> [INSTRUCTIONS TO FOLLOW]
Nothing goes in the answer except the line that contains "Give me the" and the lines after it to the end of the material below, unchanged.

::::::::::

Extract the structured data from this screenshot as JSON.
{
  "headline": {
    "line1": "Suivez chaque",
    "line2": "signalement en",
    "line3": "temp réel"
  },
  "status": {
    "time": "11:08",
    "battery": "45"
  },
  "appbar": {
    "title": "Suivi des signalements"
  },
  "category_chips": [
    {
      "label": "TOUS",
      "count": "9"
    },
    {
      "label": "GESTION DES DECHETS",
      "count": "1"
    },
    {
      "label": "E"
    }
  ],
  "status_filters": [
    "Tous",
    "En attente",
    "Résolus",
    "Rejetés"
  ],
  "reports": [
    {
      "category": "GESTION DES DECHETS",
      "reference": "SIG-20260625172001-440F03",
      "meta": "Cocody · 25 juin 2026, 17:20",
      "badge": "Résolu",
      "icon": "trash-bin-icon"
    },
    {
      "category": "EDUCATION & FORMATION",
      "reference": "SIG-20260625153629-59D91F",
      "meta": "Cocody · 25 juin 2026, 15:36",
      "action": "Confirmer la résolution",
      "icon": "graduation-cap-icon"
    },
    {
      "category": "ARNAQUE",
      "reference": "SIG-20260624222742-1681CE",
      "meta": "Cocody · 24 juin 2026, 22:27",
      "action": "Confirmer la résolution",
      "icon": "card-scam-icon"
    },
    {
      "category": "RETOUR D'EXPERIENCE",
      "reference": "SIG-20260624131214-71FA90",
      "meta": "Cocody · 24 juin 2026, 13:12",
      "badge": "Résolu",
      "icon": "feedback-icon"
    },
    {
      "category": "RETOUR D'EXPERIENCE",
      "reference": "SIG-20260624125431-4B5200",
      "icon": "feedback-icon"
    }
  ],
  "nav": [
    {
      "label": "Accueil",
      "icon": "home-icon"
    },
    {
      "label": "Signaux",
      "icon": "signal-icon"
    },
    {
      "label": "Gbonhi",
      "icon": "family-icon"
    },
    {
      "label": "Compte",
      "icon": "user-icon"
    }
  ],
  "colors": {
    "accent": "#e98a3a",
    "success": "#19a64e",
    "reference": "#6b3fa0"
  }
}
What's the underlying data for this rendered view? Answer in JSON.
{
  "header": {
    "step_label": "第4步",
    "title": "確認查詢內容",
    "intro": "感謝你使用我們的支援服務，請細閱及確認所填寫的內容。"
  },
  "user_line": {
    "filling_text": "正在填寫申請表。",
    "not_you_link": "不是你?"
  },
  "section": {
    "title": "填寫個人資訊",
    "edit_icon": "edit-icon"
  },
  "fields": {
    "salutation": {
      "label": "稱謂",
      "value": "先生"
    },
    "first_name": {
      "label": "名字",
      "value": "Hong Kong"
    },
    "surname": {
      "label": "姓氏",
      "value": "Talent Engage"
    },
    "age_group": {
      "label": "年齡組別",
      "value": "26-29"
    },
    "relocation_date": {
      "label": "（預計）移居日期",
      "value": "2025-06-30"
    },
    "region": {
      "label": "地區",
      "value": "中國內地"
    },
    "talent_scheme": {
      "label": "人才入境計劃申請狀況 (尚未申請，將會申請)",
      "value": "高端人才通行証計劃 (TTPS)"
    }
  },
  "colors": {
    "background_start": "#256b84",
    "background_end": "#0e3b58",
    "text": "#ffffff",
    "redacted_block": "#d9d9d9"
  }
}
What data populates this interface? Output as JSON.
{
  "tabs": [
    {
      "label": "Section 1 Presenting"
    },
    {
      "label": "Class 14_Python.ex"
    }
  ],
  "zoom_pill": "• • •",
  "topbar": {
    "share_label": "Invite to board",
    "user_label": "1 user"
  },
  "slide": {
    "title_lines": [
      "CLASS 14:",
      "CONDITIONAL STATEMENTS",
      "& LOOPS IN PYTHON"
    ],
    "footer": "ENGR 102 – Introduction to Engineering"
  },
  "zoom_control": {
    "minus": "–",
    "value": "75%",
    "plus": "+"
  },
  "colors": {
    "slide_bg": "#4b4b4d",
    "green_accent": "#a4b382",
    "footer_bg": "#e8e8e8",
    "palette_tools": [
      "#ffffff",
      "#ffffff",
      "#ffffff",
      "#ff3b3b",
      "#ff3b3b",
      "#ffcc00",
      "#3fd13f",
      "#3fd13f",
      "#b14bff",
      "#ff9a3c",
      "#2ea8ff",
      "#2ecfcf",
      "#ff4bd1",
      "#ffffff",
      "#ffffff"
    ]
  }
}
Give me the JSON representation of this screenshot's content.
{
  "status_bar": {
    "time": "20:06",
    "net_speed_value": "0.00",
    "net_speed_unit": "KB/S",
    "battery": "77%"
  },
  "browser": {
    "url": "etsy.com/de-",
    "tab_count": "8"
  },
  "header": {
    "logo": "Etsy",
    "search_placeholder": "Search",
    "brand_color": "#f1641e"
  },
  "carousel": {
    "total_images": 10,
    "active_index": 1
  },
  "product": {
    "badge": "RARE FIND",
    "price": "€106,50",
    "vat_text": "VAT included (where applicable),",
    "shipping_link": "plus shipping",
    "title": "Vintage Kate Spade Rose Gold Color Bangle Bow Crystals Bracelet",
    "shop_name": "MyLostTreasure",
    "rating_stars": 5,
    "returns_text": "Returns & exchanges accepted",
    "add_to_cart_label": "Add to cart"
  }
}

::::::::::

> [SOLUTION]
Give me the JSON representation of this screenshot's content.
{
  "status_bar": {
    "time": "20:06",
    "net_speed_value": "0.00",
    "net_speed_unit": "KB/S",
    "battery": "77%"
  },
  "browser": {
    "url": "etsy.com/de-",
    "tab_count": "8"
  },
  "header": {
    "logo": "Etsy",
    "search_placeholder": "Search",
    "brand_color": "#f1641e"
  },
  "carousel": {
    "total_images": 10,
    "active_index": 1
  },
  "product": {
    "badge": "RARE FIND",
    "price": "€106,50",
    "vat_text": "VAT included (where applicable),",
    "shipping_link": "plus shipping",
    "title": "Vintage Kate Spade Rose Gold Color Bangle Bow Crystals Bracelet",
    "shop_name": "MyLostTreasure",
    "rating_stars": 5,
    "returns_text": "Returns & exchanges accepted",
    "add_to_cart_label": "Add to cart"
  }
}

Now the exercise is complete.